The two most conspicuous areas where the sanctions pulled back from the brink were in not agreeing to kick Russia off the SWIFT international payments system, and in carving out an exception for energy trade in the restrictions on Russian exports. To be clear, Russia’s economy is an energy economy – there is almost nothing else that matters to the country’s GDP. Not including this sector in the sanctions is tantamount to saying “we’re going to come down like a ton of bricks on your economy, except for the one thing that basically makes up your economy.”
The stock market rally that followed the sanctions announcement was largely driven by short sellers covering their positions by buying up the individual shares and ETFs they had shorted. The thinking seemed to be that the measured sanctions approach – and visible reluctance especially by European NATO allies to expose their economies to greater financial and energy-related risks – meant that at least from a market perspective the geopolitical implications of the Ukraine invasion were not as severe as they might have been. By the end of the trading day the usual momentum followers had jumped on board, and a three percent decline on the Nasdaq Composite swung to a three percent gain.

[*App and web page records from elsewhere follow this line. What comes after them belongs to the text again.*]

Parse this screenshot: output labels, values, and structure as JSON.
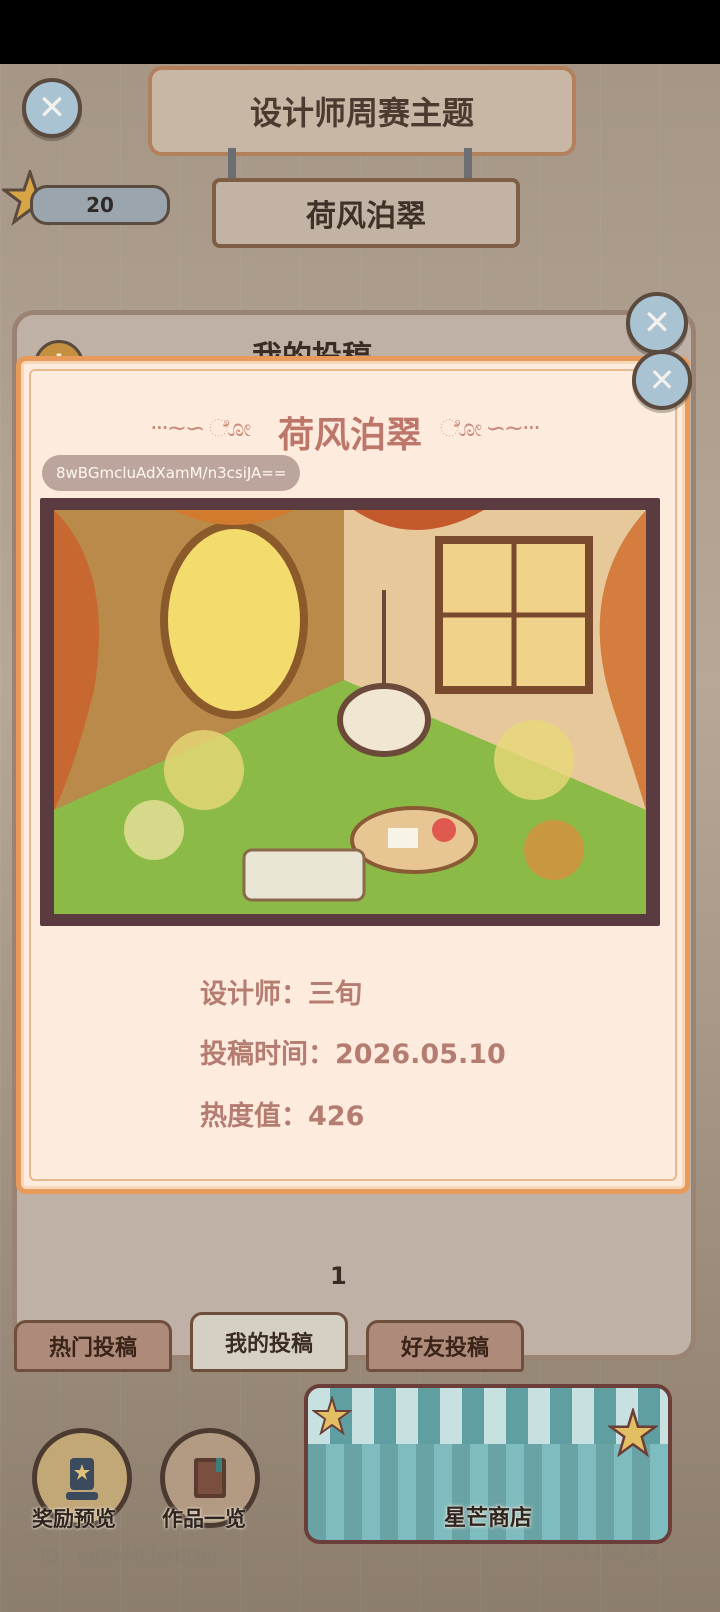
{
  "header": {
    "title": "设计师周赛主题",
    "theme_name": "荷风泊翠",
    "star_count": "20"
  },
  "back_panel": {
    "title": "我的投稿",
    "page_number": "1"
  },
  "tabs": [
    {
      "label": "热门投稿"
    },
    {
      "label": "我的投稿"
    },
    {
      "label": "好友投稿"
    }
  ],
  "bottom": {
    "reward_label": "奖励预览",
    "works_label": "作品一览",
    "shop_label": "星芒商店",
    "user_id": "ID：gdZnMEhABOef",
    "version": "V.3.10.0_18"
  },
  "modal": {
    "title": "荷风泊翠",
    "share_code": "8wBGmcluAdXamM/n3csiJA==",
    "designer_label": "设计师：",
    "designer": "三旬",
    "date_label": "投稿时间：",
    "date": "2026.05.10",
    "heat_label": "热度值：",
    "heat": "426"
  },
  "colors": {
    "modal_border": "#e89a5a",
    "modal_bg": "#fdebdd",
    "title_text": "#bd776a"
  }
}
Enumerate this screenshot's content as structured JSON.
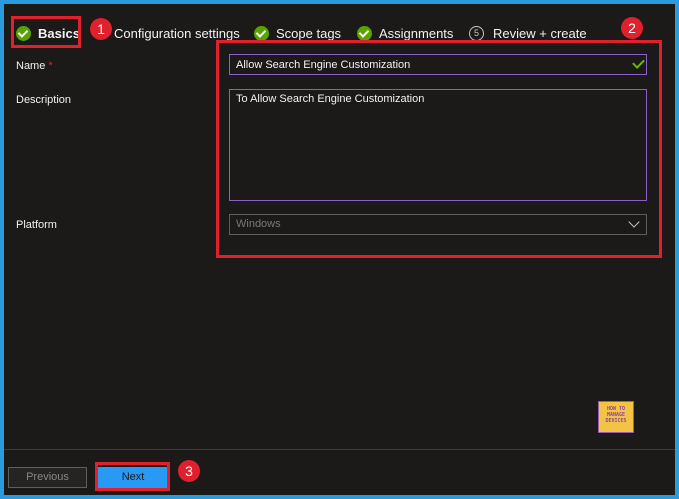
{
  "wizard": {
    "steps": [
      {
        "label": "Basics",
        "status": "complete"
      },
      {
        "label": "Configuration settings",
        "status": "complete"
      },
      {
        "label": "Scope tags",
        "status": "complete"
      },
      {
        "label": "Assignments",
        "status": "complete"
      },
      {
        "label": "Review + create",
        "number": "5"
      }
    ]
  },
  "form": {
    "name_label": "Name",
    "required_mark": "*",
    "name_value": "Allow Search Engine Customization",
    "description_label": "Description",
    "description_value": "To Allow Search Engine Customization",
    "platform_label": "Platform",
    "platform_value": "Windows"
  },
  "footer": {
    "previous_label": "Previous",
    "next_label": "Next"
  },
  "annotations": {
    "callout_1": "1",
    "callout_2": "2",
    "callout_3": "3",
    "highlight_color": "#e0202d"
  },
  "watermark": {
    "line1": "HOW TO",
    "line2": "MANAGE",
    "line3": "DEVICES"
  },
  "colors": {
    "border": "#2c9bdc",
    "background": "#1b1a19",
    "success": "#57a300",
    "primary_button": "#2899f5",
    "focus_border": "#8a60c8"
  }
}
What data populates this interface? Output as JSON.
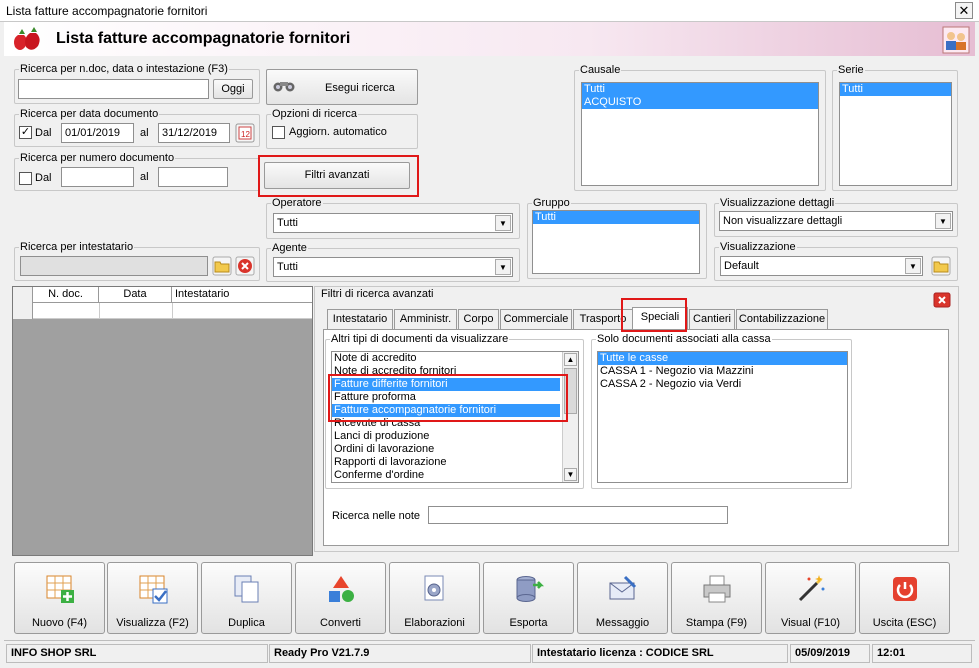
{
  "window": {
    "title": "Lista fatture accompagnatorie fornitori",
    "close": "✕"
  },
  "header": {
    "title": "Lista fatture accompagnatorie fornitori"
  },
  "search_ndoc": {
    "label": "Ricerca per n.doc, data o intestazione (F3)",
    "value": "",
    "button": "Oggi"
  },
  "search_run": {
    "label": "Esegui ricerca"
  },
  "search_date": {
    "label": "Ricerca per data documento",
    "check_label": "Dal",
    "checked": "✓",
    "from": "01/01/2019",
    "to_label": "al",
    "to": "31/12/2019"
  },
  "search_options": {
    "label": "Opzioni di ricerca",
    "auto_update": "Aggiorn. automatico"
  },
  "search_number": {
    "label": "Ricerca per numero documento",
    "check_label": "Dal",
    "to_label": "al"
  },
  "advanced_filters_button": "Filtri avanzati",
  "causale": {
    "label": "Causale",
    "items": [
      "Tutti",
      "ACQUISTO"
    ]
  },
  "serie": {
    "label": "Serie",
    "items": [
      "Tutti"
    ]
  },
  "operatore": {
    "label": "Operatore",
    "value": "Tutti"
  },
  "gruppo": {
    "label": "Gruppo",
    "items": [
      "Tutti"
    ]
  },
  "vis_dettagli": {
    "label": "Visualizzazione dettagli",
    "value": "Non visualizzare dettagli"
  },
  "intestatario": {
    "label": "Ricerca per intestatario",
    "value": ""
  },
  "agente": {
    "label": "Agente",
    "value": "Tutti"
  },
  "visualizzazione": {
    "label": "Visualizzazione",
    "value": "Default"
  },
  "grid": {
    "columns": [
      "N. doc.",
      "Data",
      "Intestatario"
    ]
  },
  "advanced": {
    "label": "Filtri di ricerca avanzati",
    "tabs": [
      "Intestatario",
      "Amministr.",
      "Corpo",
      "Commerciale",
      "Trasporto",
      "Speciali",
      "Cantieri",
      "Contabilizzazione"
    ],
    "active_tab": "Speciali",
    "other_docs": {
      "label": "Altri tipi di documenti da visualizzare",
      "items": [
        "Note di accredito",
        "Note di accredito fornitori",
        "Fatture differite fornitori",
        "Fatture proforma",
        "Fatture accompagnatorie fornitori",
        "Ricevute di cassa",
        "Lanci di produzione",
        "Ordini di lavorazione",
        "Rapporti di lavorazione",
        "Conferme d'ordine"
      ]
    },
    "cash_docs": {
      "label": "Solo documenti associati alla cassa",
      "items": [
        "Tutte le casse",
        "CASSA 1 - Negozio via Mazzini",
        "CASSA 2 - Negozio via Verdi"
      ]
    },
    "notes": {
      "label": "Ricerca nelle note",
      "value": ""
    }
  },
  "toolbar": [
    "Nuovo (F4)",
    "Visualizza (F2)",
    "Duplica",
    "Converti",
    "Elaborazioni",
    "Esporta",
    "Messaggio",
    "Stampa (F9)",
    "Visual (F10)",
    "Uscita (ESC)"
  ],
  "status": {
    "company": "INFO SHOP SRL",
    "version": "Ready Pro V21.7.9",
    "license": "Intestatario licenza : CODICE SRL",
    "date": "05/09/2019",
    "time": "12:01"
  },
  "colors": {
    "selection": "#3399ff",
    "highlight_box": "#e01818",
    "header_pink": "#e6bdd3"
  }
}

Fat Tail Risks
As always, the wild swings in the market on a volatile day like 2/24 say very little about the longer-term picture. The Ukrainian invasion will no doubt move off the front page as the news cycle continues to churn ahead on the many other topics that consume readers’ attention from the substantive to the inane. But there are risks aplenty in this new world order, however it eventually shapes out to be. In analyzing risk we use the term “tail risk” to denote events that, while relatively unlikely to happen, nonetheless exist as possible outcomes with a probability greater than zero. The “tails” of which we speak are those endpoints of a bell curve distribution where the center of the bell represents the mean, and incremental moves to the left or the right are the deviations from the mean. When the probability of those outlying events at the tail ends of the distribution increases, we say that the tail is “fatter.” The invasion of Ukraine, and the likely inability of the West to halt it, makes the tail fatter in an asymmetric way – the higher risks are skewed to the downside.

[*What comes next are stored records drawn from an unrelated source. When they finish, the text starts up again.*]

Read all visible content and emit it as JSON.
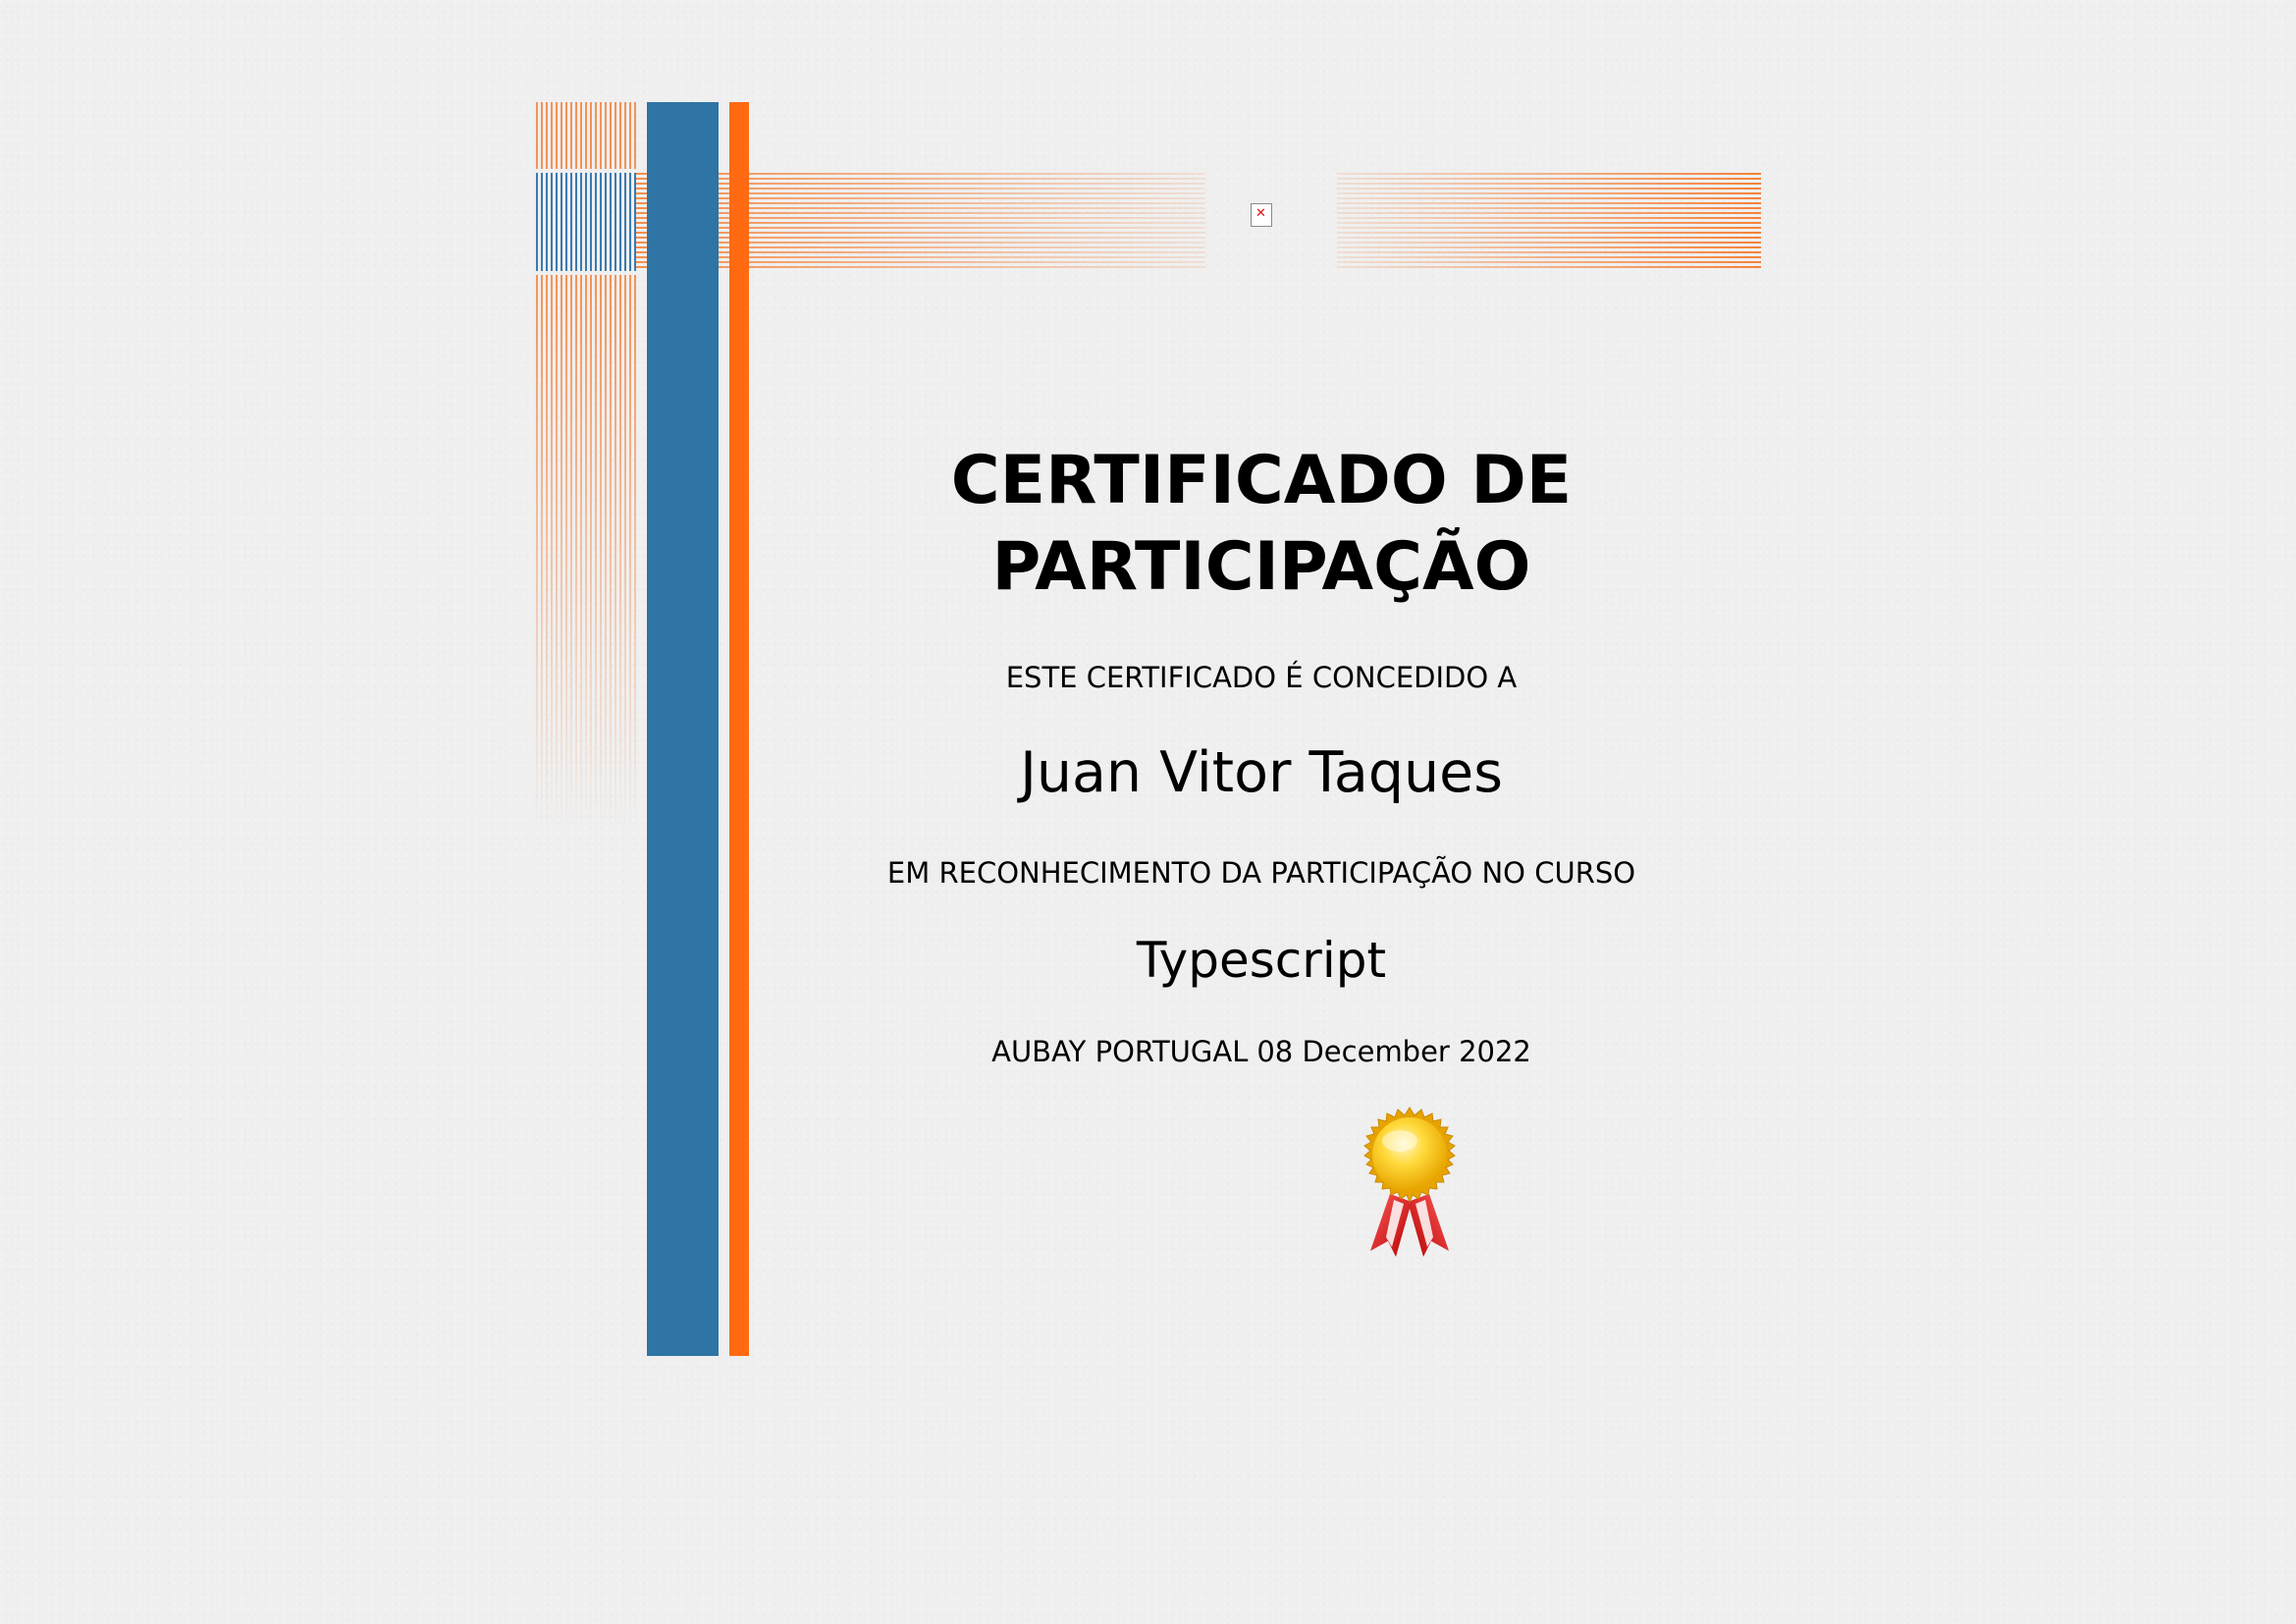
{
  "certificate": {
    "title_line1": "CERTIFICADO DE",
    "title_line2": "PARTICIPAÇÃO",
    "granted_to_label": "ESTE CERTIFICADO É CONCEDIDO A",
    "recipient_name": "Juan Vitor Taques",
    "recognition_label": "EM RECONHECIMENTO DA PARTICIPAÇÃO NO CURSO",
    "course_name": "Typescript",
    "issuer": "AUBAY PORTUGAL",
    "date": "08 December 2022"
  },
  "decorations": {
    "broken_image_icon": "broken-image-icon",
    "seal_icon": "award-seal-icon"
  },
  "colors": {
    "background": "#efefef",
    "accent_blue": "#2e74a4",
    "accent_orange": "#ff6a13",
    "text": "#000000"
  }
}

We are likely to see evidence of this fat tail risk in more day-to-day volatility, even if the directional impact of the volatility is more sideways – lots of ups and downs – than a decisive downward trend. Sideways volatility was a theme of ours earlier this year given the number of factors at play, even before Ukraine got onto the front pages, and it continues to in our opinion be more probable than a sustained move into bear market country in the absence of an outright economic downturn, which is not on the horizon. Interest rates of course are front and center. In the run-up to the March FOMC meeting expect the news cycles to be more about Powell, less about Putin. But there are also plenty of geopolitical situations beyond Ukraine. Moldova and Georgia both have breakaway Russian separatist regions. The Baltics are where NATO’s Article 5 (one for all and all for one) may be tested. Taiwan is never far from the center of the conversation. And if the West has trouble standing firm against Russia…well, Russia is nothing compared to the global heft of China.

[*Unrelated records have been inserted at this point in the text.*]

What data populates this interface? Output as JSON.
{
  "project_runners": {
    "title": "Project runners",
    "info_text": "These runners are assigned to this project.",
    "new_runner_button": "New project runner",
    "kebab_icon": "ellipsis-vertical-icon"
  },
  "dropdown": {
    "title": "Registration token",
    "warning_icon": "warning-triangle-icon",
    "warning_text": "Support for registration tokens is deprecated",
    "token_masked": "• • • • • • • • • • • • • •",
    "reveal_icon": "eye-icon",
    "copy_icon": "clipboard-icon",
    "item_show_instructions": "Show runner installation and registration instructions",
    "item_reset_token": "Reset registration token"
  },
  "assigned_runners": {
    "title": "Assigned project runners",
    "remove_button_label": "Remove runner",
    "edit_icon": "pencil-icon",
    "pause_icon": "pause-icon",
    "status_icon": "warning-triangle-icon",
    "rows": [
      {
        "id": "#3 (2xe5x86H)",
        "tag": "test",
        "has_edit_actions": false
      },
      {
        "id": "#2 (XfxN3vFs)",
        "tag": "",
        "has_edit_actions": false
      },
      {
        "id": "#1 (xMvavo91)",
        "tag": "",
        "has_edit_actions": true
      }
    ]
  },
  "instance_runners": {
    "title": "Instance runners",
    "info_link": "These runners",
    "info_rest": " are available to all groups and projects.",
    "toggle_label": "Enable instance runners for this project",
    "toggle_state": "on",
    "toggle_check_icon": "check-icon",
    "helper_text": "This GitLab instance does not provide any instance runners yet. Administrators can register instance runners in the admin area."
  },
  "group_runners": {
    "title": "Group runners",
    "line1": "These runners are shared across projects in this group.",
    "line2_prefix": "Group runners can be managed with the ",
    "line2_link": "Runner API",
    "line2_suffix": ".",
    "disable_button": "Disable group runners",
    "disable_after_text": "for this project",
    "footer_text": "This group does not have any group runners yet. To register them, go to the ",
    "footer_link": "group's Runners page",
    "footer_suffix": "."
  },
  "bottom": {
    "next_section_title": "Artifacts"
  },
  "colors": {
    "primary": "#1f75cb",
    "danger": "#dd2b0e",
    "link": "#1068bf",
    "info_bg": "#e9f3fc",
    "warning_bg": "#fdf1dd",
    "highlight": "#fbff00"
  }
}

All of which are conversations for a different day. For today our minds are focused on portfolio discipline amid volatility. Our hearts, though, are fully with those in harm’s way in this terrible humanitarian crisis.